In the listing below, how many lines include "Input"? Give the number and no other text.

### Records shown:
◇ ◇ ◇ ◇ ◇ ◇ ◇
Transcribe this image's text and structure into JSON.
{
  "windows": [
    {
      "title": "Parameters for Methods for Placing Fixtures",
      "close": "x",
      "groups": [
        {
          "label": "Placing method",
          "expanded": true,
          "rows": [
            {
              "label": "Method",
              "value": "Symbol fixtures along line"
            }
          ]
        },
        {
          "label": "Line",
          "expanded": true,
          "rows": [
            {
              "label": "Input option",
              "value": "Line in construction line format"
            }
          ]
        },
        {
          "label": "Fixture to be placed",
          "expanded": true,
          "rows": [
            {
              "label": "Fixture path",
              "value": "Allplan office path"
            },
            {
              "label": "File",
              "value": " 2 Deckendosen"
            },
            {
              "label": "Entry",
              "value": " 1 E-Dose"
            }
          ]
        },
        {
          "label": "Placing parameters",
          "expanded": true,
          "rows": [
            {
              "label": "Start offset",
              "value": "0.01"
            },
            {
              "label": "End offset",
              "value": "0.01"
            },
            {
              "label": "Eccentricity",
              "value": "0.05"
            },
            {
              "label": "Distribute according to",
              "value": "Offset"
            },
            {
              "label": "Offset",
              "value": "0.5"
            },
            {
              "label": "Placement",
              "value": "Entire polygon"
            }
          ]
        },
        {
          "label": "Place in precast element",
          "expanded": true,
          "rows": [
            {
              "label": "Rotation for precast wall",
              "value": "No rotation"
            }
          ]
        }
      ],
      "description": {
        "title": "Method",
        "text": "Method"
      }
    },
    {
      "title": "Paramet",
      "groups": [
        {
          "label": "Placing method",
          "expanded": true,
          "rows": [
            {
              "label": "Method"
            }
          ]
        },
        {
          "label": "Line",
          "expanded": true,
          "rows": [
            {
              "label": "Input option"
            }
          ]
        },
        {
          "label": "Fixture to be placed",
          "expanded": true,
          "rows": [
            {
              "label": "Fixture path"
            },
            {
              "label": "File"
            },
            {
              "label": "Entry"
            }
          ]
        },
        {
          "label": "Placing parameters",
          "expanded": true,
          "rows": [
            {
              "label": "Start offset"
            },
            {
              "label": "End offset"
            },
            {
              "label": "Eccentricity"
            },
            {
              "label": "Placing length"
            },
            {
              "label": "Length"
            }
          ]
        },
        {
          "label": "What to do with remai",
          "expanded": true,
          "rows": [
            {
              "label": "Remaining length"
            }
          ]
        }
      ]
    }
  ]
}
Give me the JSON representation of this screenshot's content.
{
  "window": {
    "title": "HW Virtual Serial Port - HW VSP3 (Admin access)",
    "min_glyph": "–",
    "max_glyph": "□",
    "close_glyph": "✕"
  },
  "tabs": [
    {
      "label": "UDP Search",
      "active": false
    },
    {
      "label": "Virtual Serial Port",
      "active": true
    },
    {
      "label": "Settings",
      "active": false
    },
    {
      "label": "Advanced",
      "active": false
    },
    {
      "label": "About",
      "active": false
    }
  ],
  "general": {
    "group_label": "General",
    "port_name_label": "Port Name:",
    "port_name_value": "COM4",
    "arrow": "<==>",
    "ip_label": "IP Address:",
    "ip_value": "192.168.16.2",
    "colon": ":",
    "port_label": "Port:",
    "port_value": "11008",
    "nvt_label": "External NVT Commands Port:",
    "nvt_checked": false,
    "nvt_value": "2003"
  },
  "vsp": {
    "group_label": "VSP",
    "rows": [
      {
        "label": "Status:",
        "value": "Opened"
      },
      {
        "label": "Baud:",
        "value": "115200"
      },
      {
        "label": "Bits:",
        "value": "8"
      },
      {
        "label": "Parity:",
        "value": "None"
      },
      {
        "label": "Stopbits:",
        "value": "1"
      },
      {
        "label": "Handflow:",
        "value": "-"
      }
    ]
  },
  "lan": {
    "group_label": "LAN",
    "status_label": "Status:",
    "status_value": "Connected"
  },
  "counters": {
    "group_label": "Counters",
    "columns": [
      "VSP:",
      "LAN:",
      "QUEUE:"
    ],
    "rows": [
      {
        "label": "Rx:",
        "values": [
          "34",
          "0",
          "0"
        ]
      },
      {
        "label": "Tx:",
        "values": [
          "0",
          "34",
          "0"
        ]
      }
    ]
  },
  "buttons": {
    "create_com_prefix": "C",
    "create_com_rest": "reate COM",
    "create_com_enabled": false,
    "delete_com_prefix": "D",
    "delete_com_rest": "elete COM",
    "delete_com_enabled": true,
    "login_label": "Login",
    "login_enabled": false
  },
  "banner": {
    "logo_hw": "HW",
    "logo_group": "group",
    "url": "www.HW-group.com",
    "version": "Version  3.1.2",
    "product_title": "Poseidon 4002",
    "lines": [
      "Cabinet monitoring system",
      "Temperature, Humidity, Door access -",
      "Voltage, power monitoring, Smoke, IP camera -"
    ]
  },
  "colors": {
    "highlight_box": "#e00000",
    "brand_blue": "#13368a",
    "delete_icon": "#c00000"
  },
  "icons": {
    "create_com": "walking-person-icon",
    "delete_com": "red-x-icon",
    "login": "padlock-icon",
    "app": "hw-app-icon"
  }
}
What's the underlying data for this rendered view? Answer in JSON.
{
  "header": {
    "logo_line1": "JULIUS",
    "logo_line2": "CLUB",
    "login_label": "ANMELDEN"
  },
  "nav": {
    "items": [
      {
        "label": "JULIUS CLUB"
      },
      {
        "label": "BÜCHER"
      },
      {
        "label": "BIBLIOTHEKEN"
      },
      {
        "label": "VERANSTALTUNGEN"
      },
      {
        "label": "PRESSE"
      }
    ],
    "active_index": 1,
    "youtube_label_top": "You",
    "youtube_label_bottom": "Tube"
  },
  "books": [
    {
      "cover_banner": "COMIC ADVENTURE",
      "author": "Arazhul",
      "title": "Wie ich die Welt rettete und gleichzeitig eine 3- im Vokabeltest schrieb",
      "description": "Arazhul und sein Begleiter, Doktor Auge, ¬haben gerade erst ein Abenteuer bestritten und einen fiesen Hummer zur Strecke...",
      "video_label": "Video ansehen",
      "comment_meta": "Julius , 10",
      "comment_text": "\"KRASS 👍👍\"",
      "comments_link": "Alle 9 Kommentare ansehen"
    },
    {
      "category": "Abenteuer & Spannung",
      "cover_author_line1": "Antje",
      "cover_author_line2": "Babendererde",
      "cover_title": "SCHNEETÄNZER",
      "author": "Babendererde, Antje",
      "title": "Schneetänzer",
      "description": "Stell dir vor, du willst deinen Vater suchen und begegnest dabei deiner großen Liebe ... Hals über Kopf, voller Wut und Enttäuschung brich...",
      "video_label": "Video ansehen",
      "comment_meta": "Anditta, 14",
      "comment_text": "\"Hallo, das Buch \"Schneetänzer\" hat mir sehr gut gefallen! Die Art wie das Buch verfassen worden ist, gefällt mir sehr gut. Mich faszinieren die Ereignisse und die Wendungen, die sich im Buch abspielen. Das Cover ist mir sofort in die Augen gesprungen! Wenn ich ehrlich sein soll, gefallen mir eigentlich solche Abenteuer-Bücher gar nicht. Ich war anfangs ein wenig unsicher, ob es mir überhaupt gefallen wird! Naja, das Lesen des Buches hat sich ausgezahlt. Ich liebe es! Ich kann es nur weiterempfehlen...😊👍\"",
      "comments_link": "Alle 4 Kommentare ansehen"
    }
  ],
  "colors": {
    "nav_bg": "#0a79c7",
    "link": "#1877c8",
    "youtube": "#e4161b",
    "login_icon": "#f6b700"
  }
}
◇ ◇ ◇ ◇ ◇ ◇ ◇
### Response area:
2